* A migrant must have been in the Netherlands for one year before his or her partner can be admitted to the country. This is to ensure that migrants who want their partners to join them have already gone through the process of civic integration;
* If a marriage breaks down after family reunification, the partner cannot obtain an independent continued residence permit unless the marriage lasted for at least five years. If it breaks down within five years, the partner must return to the country of origin. This measure is intended to prevent sham marriages.
Illegal residence in the Netherlands to be made a criminal offence
The government is making illegal residence in the Netherlands a criminal offence. In the future, aliens who have entered the Netherlands illegally and who have not left the country again (or have not done so by the set time limit) will be committing a criminal offence. In this connection, the government is taking the following measures:Illegal residence in the Netherlands will be classified as a minor offence.
* Persons living in the Netherlands illegally may be sentenced to a maximum of four months’ imprisonment or a fine of €3,800. Unpaid fines will remain in force for four years.
* Criminal liability is confined to illegal residents who are over the age of majority. Children are dependent on their parents for residence in the Netherlands and the government therefore considers that they cannot be held responsible in this regard.
* Being an accessory to illegal residence, for example by providing illegal immigrants with accommodation or food in very cold weather, will not be an offence.
* Anyone guilty of human trafficking or employing illegal residents may be prosecuted.
Stricter rules for ‘returning migrants’ settling in the Netherlands
In the future, the following groups too will have to obtain an MVV while still abroad before they can enter the Netherlands and apply for a residence permit:
* foreign citizens who as children resided lawfully in the Netherlands for five years;

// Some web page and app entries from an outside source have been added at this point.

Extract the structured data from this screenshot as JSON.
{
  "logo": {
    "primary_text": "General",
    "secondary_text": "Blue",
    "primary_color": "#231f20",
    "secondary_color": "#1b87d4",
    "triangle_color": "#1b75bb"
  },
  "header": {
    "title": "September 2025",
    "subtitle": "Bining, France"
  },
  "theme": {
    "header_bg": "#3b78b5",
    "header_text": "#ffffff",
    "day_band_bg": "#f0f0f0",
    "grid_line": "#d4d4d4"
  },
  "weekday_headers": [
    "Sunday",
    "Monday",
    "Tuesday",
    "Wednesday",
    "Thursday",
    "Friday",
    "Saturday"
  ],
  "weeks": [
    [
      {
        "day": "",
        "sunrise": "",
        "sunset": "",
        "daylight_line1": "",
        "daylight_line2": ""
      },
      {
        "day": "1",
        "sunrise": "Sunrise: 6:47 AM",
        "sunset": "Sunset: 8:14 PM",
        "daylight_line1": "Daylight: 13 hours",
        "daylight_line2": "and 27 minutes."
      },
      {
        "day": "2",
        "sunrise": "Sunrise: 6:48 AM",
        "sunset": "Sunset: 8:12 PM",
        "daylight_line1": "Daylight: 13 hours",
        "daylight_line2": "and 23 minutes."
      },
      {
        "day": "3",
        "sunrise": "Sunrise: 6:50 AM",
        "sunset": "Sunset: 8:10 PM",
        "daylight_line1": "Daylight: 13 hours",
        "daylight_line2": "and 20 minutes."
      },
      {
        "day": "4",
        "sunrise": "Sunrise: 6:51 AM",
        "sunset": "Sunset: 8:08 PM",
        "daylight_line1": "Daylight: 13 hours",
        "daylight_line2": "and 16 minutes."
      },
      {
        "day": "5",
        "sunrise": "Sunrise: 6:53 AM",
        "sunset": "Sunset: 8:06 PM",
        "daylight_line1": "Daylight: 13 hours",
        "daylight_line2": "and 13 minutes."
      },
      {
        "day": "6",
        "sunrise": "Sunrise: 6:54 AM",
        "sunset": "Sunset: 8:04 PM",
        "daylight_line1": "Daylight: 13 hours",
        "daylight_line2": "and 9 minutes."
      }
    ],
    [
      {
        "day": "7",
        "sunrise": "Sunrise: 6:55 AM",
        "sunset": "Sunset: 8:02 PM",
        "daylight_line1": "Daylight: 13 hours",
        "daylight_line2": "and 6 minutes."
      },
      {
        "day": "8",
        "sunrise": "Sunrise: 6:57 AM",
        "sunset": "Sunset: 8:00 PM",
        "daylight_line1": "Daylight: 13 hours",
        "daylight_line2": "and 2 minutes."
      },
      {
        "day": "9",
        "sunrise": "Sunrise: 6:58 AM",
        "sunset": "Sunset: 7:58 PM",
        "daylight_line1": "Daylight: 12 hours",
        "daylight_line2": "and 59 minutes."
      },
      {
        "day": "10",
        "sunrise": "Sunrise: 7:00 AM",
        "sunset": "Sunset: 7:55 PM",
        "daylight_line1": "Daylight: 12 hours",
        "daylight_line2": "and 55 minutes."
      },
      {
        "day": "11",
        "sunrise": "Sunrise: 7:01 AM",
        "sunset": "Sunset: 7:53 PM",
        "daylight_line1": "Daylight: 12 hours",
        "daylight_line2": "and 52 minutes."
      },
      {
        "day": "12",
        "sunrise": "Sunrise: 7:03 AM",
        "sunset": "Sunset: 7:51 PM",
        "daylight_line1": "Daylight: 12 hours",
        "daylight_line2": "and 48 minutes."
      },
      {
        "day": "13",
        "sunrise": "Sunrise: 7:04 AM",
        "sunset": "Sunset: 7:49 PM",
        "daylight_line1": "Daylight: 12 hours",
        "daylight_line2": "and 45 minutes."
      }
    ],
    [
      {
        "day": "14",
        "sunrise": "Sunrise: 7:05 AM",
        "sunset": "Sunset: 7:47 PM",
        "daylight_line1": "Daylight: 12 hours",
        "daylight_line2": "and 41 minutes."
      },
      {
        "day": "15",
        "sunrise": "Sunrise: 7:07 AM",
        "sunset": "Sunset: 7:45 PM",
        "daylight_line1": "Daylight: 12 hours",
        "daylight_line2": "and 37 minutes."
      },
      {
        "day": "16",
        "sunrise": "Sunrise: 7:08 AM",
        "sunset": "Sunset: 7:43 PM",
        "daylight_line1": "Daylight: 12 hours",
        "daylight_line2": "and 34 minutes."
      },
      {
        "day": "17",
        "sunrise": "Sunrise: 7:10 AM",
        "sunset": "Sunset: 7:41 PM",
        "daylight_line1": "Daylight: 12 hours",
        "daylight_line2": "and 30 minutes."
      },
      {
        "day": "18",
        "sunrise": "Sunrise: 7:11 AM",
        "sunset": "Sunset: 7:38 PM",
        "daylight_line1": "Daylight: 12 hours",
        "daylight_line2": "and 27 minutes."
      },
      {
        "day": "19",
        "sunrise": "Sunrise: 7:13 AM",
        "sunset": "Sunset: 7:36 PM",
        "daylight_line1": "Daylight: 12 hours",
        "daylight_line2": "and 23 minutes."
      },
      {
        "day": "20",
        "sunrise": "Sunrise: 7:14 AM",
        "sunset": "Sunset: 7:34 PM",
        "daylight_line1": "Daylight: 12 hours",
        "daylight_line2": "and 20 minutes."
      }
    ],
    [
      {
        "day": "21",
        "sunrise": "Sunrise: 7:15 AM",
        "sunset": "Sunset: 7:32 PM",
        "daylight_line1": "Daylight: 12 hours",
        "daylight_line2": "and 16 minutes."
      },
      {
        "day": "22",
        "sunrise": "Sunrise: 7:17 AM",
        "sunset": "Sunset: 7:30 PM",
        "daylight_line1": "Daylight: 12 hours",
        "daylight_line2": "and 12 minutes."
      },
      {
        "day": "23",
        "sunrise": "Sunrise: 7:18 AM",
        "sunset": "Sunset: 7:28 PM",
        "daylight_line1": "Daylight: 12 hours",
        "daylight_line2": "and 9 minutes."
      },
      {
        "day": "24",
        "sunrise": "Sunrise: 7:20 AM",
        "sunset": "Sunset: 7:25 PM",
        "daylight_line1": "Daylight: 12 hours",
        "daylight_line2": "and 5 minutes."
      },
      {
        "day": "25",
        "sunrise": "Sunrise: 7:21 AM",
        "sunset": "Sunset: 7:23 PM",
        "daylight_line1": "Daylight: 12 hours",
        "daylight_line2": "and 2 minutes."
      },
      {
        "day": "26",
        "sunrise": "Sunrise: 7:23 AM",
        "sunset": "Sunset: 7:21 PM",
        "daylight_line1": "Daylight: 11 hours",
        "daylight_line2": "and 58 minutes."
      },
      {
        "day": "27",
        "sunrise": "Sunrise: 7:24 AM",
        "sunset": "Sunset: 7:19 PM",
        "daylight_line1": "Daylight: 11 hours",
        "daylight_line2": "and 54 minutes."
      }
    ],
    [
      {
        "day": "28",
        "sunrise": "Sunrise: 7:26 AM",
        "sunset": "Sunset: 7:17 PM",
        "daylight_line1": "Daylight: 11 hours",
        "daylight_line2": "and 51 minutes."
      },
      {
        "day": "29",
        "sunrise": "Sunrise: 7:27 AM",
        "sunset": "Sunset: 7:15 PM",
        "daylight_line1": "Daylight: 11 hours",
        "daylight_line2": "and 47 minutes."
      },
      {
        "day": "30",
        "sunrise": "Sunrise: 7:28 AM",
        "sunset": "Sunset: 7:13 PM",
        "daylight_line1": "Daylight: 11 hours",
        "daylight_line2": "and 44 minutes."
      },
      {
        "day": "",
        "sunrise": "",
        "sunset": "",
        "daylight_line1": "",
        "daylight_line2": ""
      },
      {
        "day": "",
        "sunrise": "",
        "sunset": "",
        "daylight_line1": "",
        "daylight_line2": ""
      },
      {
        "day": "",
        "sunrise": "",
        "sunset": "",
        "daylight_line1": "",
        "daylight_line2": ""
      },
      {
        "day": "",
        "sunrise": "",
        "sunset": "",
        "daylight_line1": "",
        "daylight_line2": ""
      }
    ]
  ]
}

* returning migrants who are eligible to return to the Netherlands.
Expulsion after conviction
A forein citizen who commits a criminal offence may be expelled from the Netherlands. A ‘sliding scale’ is used when withdrawing a residence permit. The longer a foreign citizen has lived in the Netherlands, the more serious the crime must be before his residence permit is withdrawn. The government is taking the following measures in this connection:
* the length of the prison sentence on the basis of which a residence permit can be withdrawn will be reduced. The decision to expel can thus be taken at an earlier stage;
* new rules will make it possible to expel a foreign citizen who is sentenced to prison in the first three years of residence in the Netherlands;
* it will now be possible to withdraw the residence permit of a foreign citizen who has had three convictions within a period of three years;
* the time limit attached to the sliding scale will be abolished. This means that even after a foreign citizen has lived in the Netherlands for over ten years, he can still be expelled if he commits a very serious offence.
Housing for residence permit holders
Asylum seekers who are issued with a residence permit in one of the country’s reception centres must start taking part in Dutch society as quickly as possible. The first step is to obtain housing within a municipality. Under the terms of the Housing Allocation Act, all municipal authorities will have a legal obligation to house refugees and receive allocation targets every six months.